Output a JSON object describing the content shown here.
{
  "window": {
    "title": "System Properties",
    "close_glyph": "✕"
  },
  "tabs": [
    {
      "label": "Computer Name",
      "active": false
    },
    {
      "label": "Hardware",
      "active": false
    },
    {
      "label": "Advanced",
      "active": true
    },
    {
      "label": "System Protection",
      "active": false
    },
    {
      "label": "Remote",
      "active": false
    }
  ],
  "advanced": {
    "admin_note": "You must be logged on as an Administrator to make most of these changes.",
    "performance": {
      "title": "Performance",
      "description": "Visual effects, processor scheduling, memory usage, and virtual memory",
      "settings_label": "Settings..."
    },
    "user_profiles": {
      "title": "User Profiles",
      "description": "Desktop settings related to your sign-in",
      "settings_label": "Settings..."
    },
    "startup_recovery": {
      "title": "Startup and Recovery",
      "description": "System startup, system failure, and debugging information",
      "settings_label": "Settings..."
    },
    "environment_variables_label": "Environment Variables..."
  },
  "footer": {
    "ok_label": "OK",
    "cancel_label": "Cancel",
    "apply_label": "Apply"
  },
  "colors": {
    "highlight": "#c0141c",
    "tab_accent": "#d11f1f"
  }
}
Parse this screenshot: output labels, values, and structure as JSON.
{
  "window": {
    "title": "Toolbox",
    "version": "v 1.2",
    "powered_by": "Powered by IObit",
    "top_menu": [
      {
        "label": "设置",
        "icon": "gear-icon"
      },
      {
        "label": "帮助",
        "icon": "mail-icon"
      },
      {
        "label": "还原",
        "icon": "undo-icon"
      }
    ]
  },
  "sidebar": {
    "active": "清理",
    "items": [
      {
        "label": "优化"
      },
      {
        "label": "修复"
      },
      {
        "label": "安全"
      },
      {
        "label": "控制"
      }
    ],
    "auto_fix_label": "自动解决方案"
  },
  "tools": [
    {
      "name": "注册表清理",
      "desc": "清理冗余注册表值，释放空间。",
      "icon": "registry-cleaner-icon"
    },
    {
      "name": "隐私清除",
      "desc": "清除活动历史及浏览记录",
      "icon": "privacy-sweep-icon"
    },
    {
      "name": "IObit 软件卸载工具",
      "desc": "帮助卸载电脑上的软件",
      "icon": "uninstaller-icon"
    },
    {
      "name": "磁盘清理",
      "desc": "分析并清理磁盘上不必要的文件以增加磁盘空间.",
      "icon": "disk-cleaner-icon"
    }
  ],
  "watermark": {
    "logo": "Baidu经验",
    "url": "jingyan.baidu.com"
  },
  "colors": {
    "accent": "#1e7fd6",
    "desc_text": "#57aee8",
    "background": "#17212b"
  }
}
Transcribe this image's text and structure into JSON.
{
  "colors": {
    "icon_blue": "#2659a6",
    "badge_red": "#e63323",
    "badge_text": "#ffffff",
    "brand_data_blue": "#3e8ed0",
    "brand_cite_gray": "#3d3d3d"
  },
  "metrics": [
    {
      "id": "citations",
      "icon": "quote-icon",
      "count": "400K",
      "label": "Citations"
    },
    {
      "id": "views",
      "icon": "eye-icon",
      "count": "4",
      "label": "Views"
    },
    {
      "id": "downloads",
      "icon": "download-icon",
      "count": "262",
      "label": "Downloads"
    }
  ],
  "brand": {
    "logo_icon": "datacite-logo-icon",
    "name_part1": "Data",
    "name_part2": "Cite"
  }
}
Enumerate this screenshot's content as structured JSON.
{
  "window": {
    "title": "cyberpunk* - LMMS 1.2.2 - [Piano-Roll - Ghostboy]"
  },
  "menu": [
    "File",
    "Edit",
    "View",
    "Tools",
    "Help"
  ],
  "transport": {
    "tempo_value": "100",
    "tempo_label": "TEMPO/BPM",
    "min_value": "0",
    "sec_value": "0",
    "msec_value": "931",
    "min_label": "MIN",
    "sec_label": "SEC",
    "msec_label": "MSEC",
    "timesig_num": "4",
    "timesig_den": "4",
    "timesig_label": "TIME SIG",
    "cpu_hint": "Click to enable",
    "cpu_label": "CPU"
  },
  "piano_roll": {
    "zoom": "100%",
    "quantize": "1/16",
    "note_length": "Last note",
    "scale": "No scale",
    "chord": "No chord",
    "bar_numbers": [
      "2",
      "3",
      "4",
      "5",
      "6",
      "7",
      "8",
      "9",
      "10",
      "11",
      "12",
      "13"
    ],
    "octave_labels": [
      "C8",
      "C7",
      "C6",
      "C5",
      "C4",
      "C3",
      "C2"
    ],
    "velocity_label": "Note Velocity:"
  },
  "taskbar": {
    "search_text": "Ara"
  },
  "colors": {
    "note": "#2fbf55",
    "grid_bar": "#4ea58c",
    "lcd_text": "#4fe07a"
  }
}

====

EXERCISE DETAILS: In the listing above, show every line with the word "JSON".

OUTPUT OF THE EXERCISE:
Output a JSON object describing the content shown here.
Parse this screenshot: output labels, values, and structure as JSON.
Transcribe this image's text and structure into JSON.
Enumerate this screenshot's content as structured JSON.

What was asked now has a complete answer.